> [Problem requirements]:
Determine the number of lines of the records below that include "chats". Respond with the number and no other text.
* * * * *
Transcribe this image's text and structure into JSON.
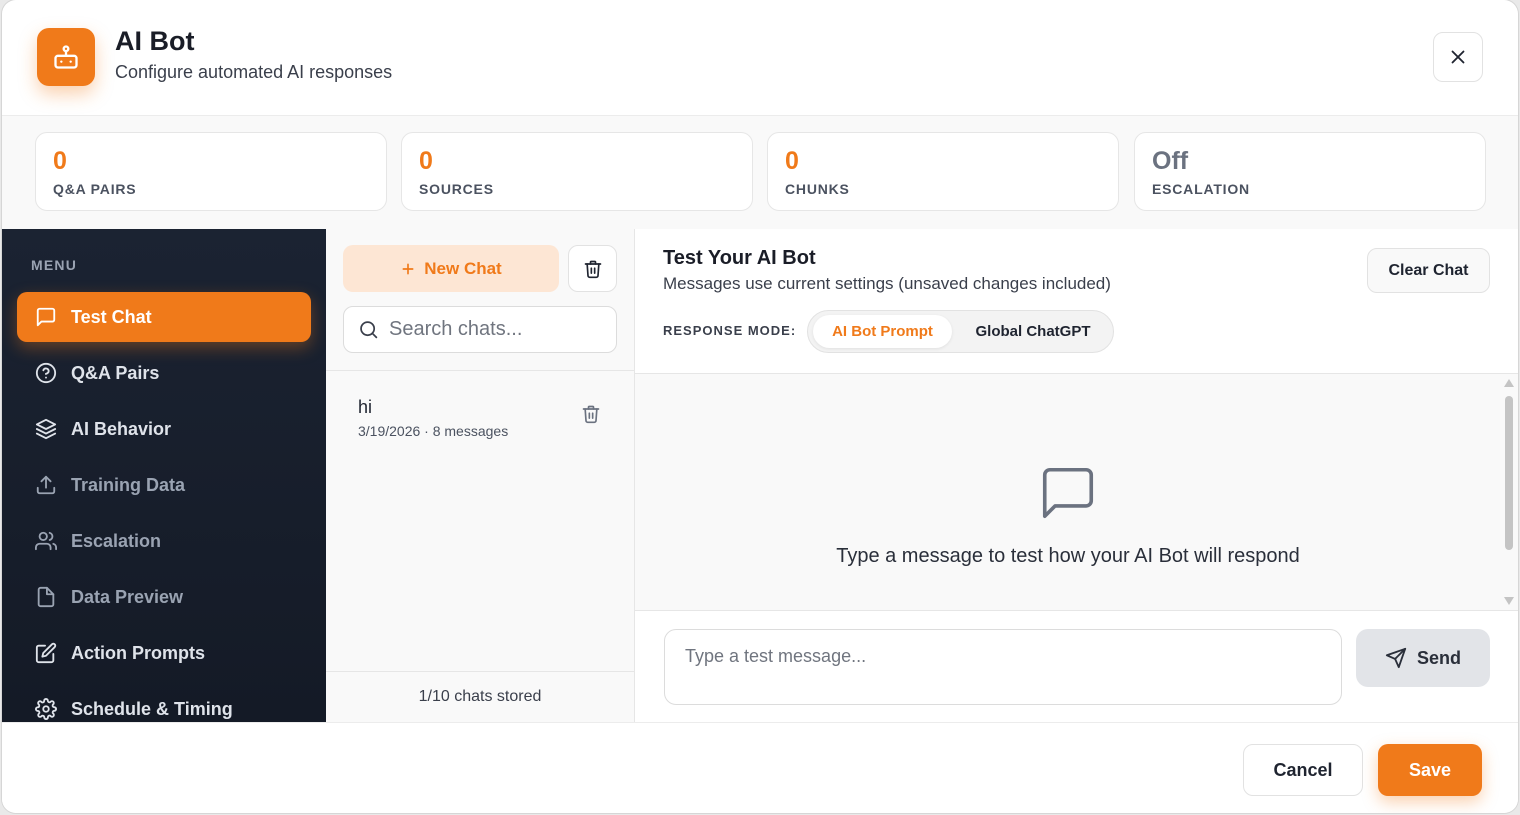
{
  "header": {
    "title": "AI Bot",
    "subtitle": "Configure automated AI responses",
    "icon": "robot-icon"
  },
  "stats": [
    {
      "value": "0",
      "label": "Q&A PAIRS"
    },
    {
      "value": "0",
      "label": "SOURCES"
    },
    {
      "value": "0",
      "label": "CHUNKS"
    },
    {
      "value": "Off",
      "label": "ESCALATION"
    }
  ],
  "sidebar": {
    "menu_label": "MENU",
    "items": [
      {
        "label": "Test Chat",
        "icon": "message-square-icon",
        "active": true
      },
      {
        "label": "Q&A Pairs",
        "icon": "help-circle-icon"
      },
      {
        "label": "AI Behavior",
        "icon": "layers-icon"
      },
      {
        "label": "Training Data",
        "icon": "upload-icon"
      },
      {
        "label": "Escalation",
        "icon": "users-icon"
      },
      {
        "label": "Data Preview",
        "icon": "file-icon"
      },
      {
        "label": "Action Prompts",
        "icon": "edit-icon"
      },
      {
        "label": "Schedule & Timing",
        "icon": "gear-icon"
      }
    ]
  },
  "chat_list": {
    "new_chat_label": "New Chat",
    "search_placeholder": "Search chats...",
    "chats": [
      {
        "name": "hi",
        "meta": "3/19/2026 · 8 messages"
      }
    ],
    "footer": "1/10 chats stored"
  },
  "test_pane": {
    "title": "Test Your AI Bot",
    "subtitle": "Messages use current settings (unsaved changes included)",
    "clear_label": "Clear Chat",
    "mode_label": "RESPONSE MODE:",
    "modes": [
      "AI Bot Prompt",
      "Global ChatGPT"
    ],
    "selected_mode": "AI Bot Prompt",
    "empty_text": "Type a message to test how your AI Bot will respond",
    "input_placeholder": "Type a test message...",
    "send_label": "Send"
  },
  "footer": {
    "cancel_label": "Cancel",
    "save_label": "Save"
  },
  "colors": {
    "accent": "#f07a1a",
    "sidebar_bg": "#1b2332"
  }
}
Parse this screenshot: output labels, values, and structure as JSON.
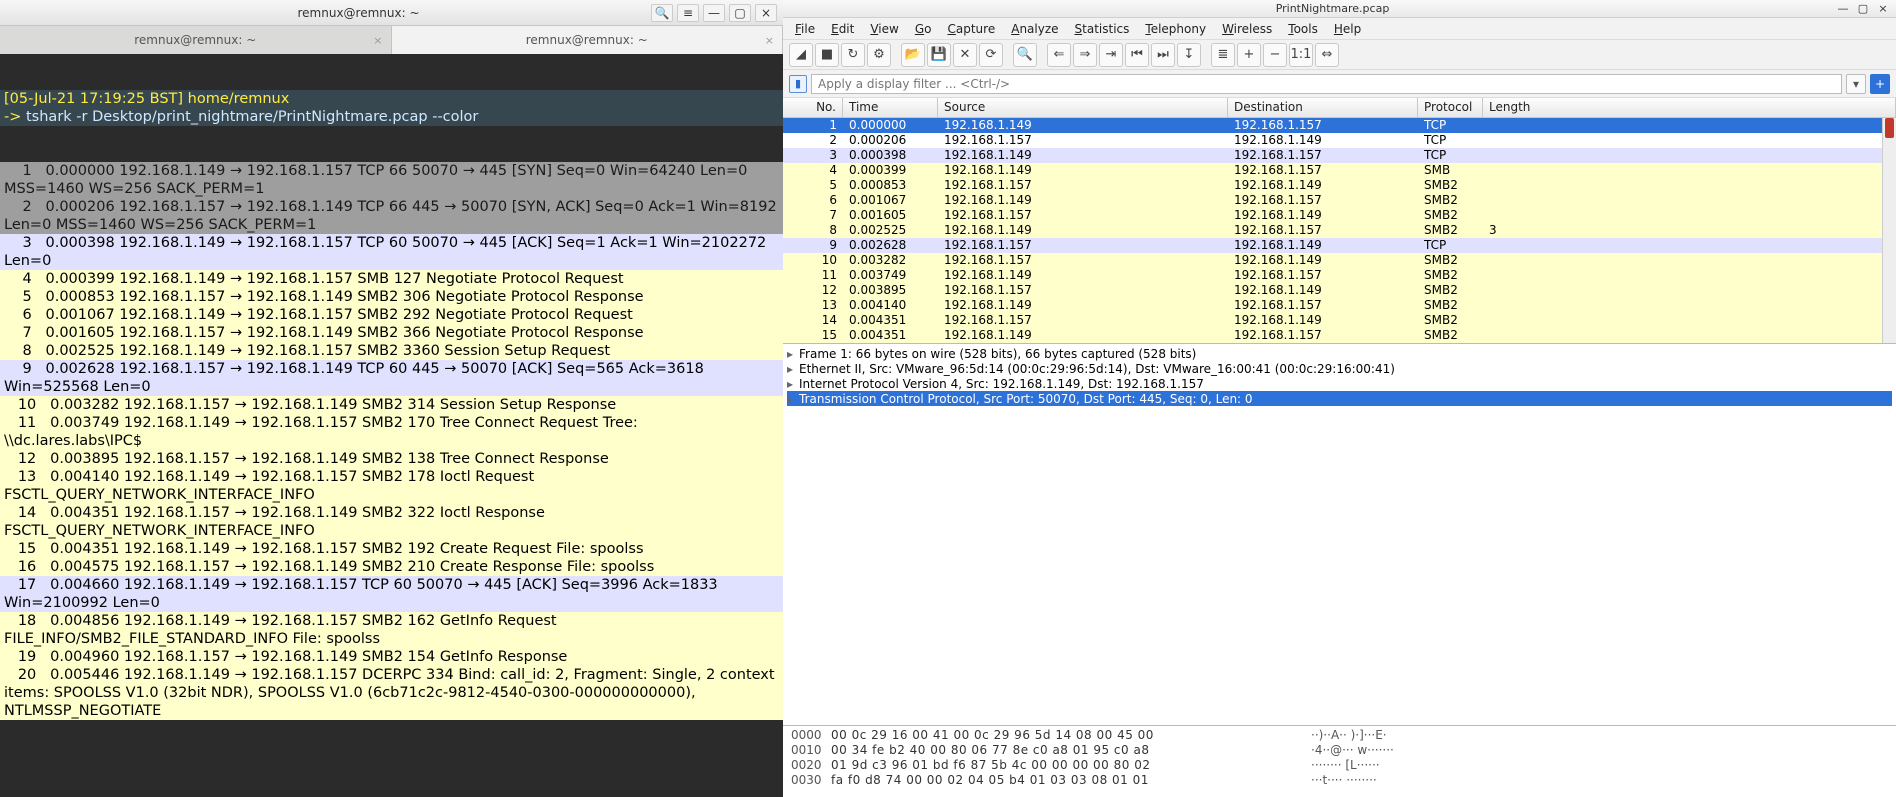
{
  "terminal": {
    "title": "remnux@remnux: ~",
    "titlebar_icons": {
      "search": "🔍",
      "menu": "≡",
      "min": "—",
      "max": "▢",
      "close": "×"
    },
    "tabs": [
      {
        "label": "remnux@remnux: ~",
        "active": false
      },
      {
        "label": "remnux@remnux: ~",
        "active": true
      }
    ],
    "prompt_time": "[05-Jul-21 17:19:25 BST]",
    "prompt_path": " home/remnux",
    "prompt_marker": "-> ",
    "command": "tshark -r Desktop/print_nightmare/PrintNightmare.pcap --color",
    "lines": [
      {
        "cls": "syn",
        "text": "    1   0.000000 192.168.1.149 → 192.168.1.157 TCP 66 50070 → 445 [SYN] Seq=0 Win=64240 Len=0 MSS=1460 WS=256 SACK_PERM=1"
      },
      {
        "cls": "syn",
        "text": "    2   0.000206 192.168.1.157 → 192.168.1.149 TCP 66 445 → 50070 [SYN, ACK] Seq=0 Ack=1 Win=8192 Len=0 MSS=1460 WS=256 SACK_PERM=1"
      },
      {
        "cls": "ack",
        "text": "    3   0.000398 192.168.1.149 → 192.168.1.157 TCP 60 50070 → 445 [ACK] Seq=1 Ack=1 Win=2102272 Len=0"
      },
      {
        "cls": "smb",
        "text": "    4   0.000399 192.168.1.149 → 192.168.1.157 SMB 127 Negotiate Protocol Request"
      },
      {
        "cls": "smb",
        "text": "    5   0.000853 192.168.1.157 → 192.168.1.149 SMB2 306 Negotiate Protocol Response"
      },
      {
        "cls": "smb",
        "text": "    6   0.001067 192.168.1.149 → 192.168.1.157 SMB2 292 Negotiate Protocol Request"
      },
      {
        "cls": "smb",
        "text": "    7   0.001605 192.168.1.157 → 192.168.1.149 SMB2 366 Negotiate Protocol Response"
      },
      {
        "cls": "smb",
        "text": "    8   0.002525 192.168.1.149 → 192.168.1.157 SMB2 3360 Session Setup Request"
      },
      {
        "cls": "ack",
        "text": "    9   0.002628 192.168.1.157 → 192.168.1.149 TCP 60 445 → 50070 [ACK] Seq=565 Ack=3618 Win=525568 Len=0"
      },
      {
        "cls": "smb",
        "text": "   10   0.003282 192.168.1.157 → 192.168.1.149 SMB2 314 Session Setup Response"
      },
      {
        "cls": "smb",
        "text": "   11   0.003749 192.168.1.149 → 192.168.1.157 SMB2 170 Tree Connect Request Tree: \\\\dc.lares.labs\\IPC$"
      },
      {
        "cls": "smb",
        "text": "   12   0.003895 192.168.1.157 → 192.168.1.149 SMB2 138 Tree Connect Response"
      },
      {
        "cls": "smb",
        "text": "   13   0.004140 192.168.1.149 → 192.168.1.157 SMB2 178 Ioctl Request FSCTL_QUERY_NETWORK_INTERFACE_INFO"
      },
      {
        "cls": "smb",
        "text": "   14   0.004351 192.168.1.157 → 192.168.1.149 SMB2 322 Ioctl Response FSCTL_QUERY_NETWORK_INTERFACE_INFO"
      },
      {
        "cls": "smb",
        "text": "   15   0.004351 192.168.1.149 → 192.168.1.157 SMB2 192 Create Request File: spoolss"
      },
      {
        "cls": "smb",
        "text": "   16   0.004575 192.168.1.157 → 192.168.1.149 SMB2 210 Create Response File: spoolss"
      },
      {
        "cls": "ack",
        "text": "   17   0.004660 192.168.1.149 → 192.168.1.157 TCP 60 50070 → 445 [ACK] Seq=3996 Ack=1833 Win=2100992 Len=0"
      },
      {
        "cls": "smb",
        "text": "   18   0.004856 192.168.1.149 → 192.168.1.157 SMB2 162 GetInfo Request FILE_INFO/SMB2_FILE_STANDARD_INFO File: spoolss"
      },
      {
        "cls": "smb",
        "text": "   19   0.004960 192.168.1.157 → 192.168.1.149 SMB2 154 GetInfo Response"
      },
      {
        "cls": "smb",
        "text": "   20   0.005446 192.168.1.149 → 192.168.1.157 DCERPC 334 Bind: call_id: 2, Fragment: Single, 2 context items: SPOOLSS V1.0 (32bit NDR), SPOOLSS V1.0 (6cb71c2c-9812-4540-0300-000000000000), NTLMSSP_NEGOTIATE"
      }
    ]
  },
  "wireshark": {
    "title": "PrintNightmare.pcap",
    "titlebar": {
      "min": "—",
      "max": "▢",
      "close": "×"
    },
    "menus": [
      "File",
      "Edit",
      "View",
      "Go",
      "Capture",
      "Analyze",
      "Statistics",
      "Telephony",
      "Wireless",
      "Tools",
      "Help"
    ],
    "toolbar_icons": [
      "shark-fin-icon",
      "stop-icon",
      "restart-icon",
      "options-icon",
      "open-icon",
      "save-icon",
      "close-file-icon",
      "reload-icon",
      "find-icon",
      "prev-icon",
      "next-icon",
      "jump-icon",
      "first-icon",
      "last-icon",
      "autoscroll-icon",
      "colorize-icon",
      "zoom-in-icon",
      "zoom-out-icon",
      "zoom-reset-icon",
      "resize-cols-icon"
    ],
    "toolbar_glyphs": [
      "◢",
      "■",
      "↻",
      "⚙",
      "📂",
      "💾",
      "✕",
      "⟳",
      "🔍",
      "⇐",
      "⇒",
      "⇥",
      "⏮",
      "⏭",
      "↧",
      "≣",
      "+",
      "−",
      "1:1",
      "⇔"
    ],
    "filter_placeholder": "Apply a display filter ... <Ctrl-/>",
    "columns": {
      "no": "No.",
      "time": "Time",
      "src": "Source",
      "dst": "Destination",
      "proto": "Protocol",
      "len": "Length"
    },
    "packets": [
      {
        "no": "1",
        "time": "0.000000",
        "src": "192.168.1.149",
        "dst": "192.168.1.157",
        "proto": "TCP",
        "len": "",
        "cls": "sel"
      },
      {
        "no": "2",
        "time": "0.000206",
        "src": "192.168.1.157",
        "dst": "192.168.1.149",
        "proto": "TCP",
        "len": "",
        "cls": "plain2"
      },
      {
        "no": "3",
        "time": "0.000398",
        "src": "192.168.1.149",
        "dst": "192.168.1.157",
        "proto": "TCP",
        "len": "",
        "cls": "ack2"
      },
      {
        "no": "4",
        "time": "0.000399",
        "src": "192.168.1.149",
        "dst": "192.168.1.157",
        "proto": "SMB",
        "len": "",
        "cls": "smb2"
      },
      {
        "no": "5",
        "time": "0.000853",
        "src": "192.168.1.157",
        "dst": "192.168.1.149",
        "proto": "SMB2",
        "len": "",
        "cls": "smb2"
      },
      {
        "no": "6",
        "time": "0.001067",
        "src": "192.168.1.149",
        "dst": "192.168.1.157",
        "proto": "SMB2",
        "len": "",
        "cls": "smb2"
      },
      {
        "no": "7",
        "time": "0.001605",
        "src": "192.168.1.157",
        "dst": "192.168.1.149",
        "proto": "SMB2",
        "len": "",
        "cls": "smb2"
      },
      {
        "no": "8",
        "time": "0.002525",
        "src": "192.168.1.149",
        "dst": "192.168.1.157",
        "proto": "SMB2",
        "len": "3",
        "cls": "smb2"
      },
      {
        "no": "9",
        "time": "0.002628",
        "src": "192.168.1.157",
        "dst": "192.168.1.149",
        "proto": "TCP",
        "len": "",
        "cls": "ack2"
      },
      {
        "no": "10",
        "time": "0.003282",
        "src": "192.168.1.157",
        "dst": "192.168.1.149",
        "proto": "SMB2",
        "len": "",
        "cls": "smb2"
      },
      {
        "no": "11",
        "time": "0.003749",
        "src": "192.168.1.149",
        "dst": "192.168.1.157",
        "proto": "SMB2",
        "len": "",
        "cls": "smb2"
      },
      {
        "no": "12",
        "time": "0.003895",
        "src": "192.168.1.157",
        "dst": "192.168.1.149",
        "proto": "SMB2",
        "len": "",
        "cls": "smb2"
      },
      {
        "no": "13",
        "time": "0.004140",
        "src": "192.168.1.149",
        "dst": "192.168.1.157",
        "proto": "SMB2",
        "len": "",
        "cls": "smb2"
      },
      {
        "no": "14",
        "time": "0.004351",
        "src": "192.168.1.157",
        "dst": "192.168.1.149",
        "proto": "SMB2",
        "len": "",
        "cls": "smb2"
      },
      {
        "no": "15",
        "time": "0.004351",
        "src": "192.168.1.149",
        "dst": "192.168.1.157",
        "proto": "SMB2",
        "len": "",
        "cls": "smb2"
      }
    ],
    "details": [
      {
        "text": "Frame 1: 66 bytes on wire (528 bits), 66 bytes captured (528 bits)",
        "sel": false
      },
      {
        "text": "Ethernet II, Src: VMware_96:5d:14 (00:0c:29:96:5d:14), Dst: VMware_16:00:41 (00:0c:29:16:00:41)",
        "sel": false
      },
      {
        "text": "Internet Protocol Version 4, Src: 192.168.1.149, Dst: 192.168.1.157",
        "sel": false
      },
      {
        "text": "Transmission Control Protocol, Src Port: 50070, Dst Port: 445, Seq: 0, Len: 0",
        "sel": true
      }
    ],
    "hex": [
      {
        "off": "0000",
        "bytes": "00 0c 29 16 00 41 00 0c  29 96 5d 14 08 00 45 00",
        "ascii": "··)··A·· )·]···E·"
      },
      {
        "off": "0010",
        "bytes": "00 34 fe b2 40 00 80 06  77 8e c0 a8 01 95 c0 a8",
        "ascii": "·4··@··· w·······"
      },
      {
        "off": "0020",
        "bytes": "01 9d c3 96 01 bd f6 87  5b 4c 00 00 00 00 80 02",
        "ascii": "········ [L······"
      },
      {
        "off": "0030",
        "bytes": "fa f0 d8 74 00 00 02 04  05 b4 01 03 03 08 01 01",
        "ascii": "···t···· ········"
      }
    ]
  }
}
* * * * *
> [Solution]:
3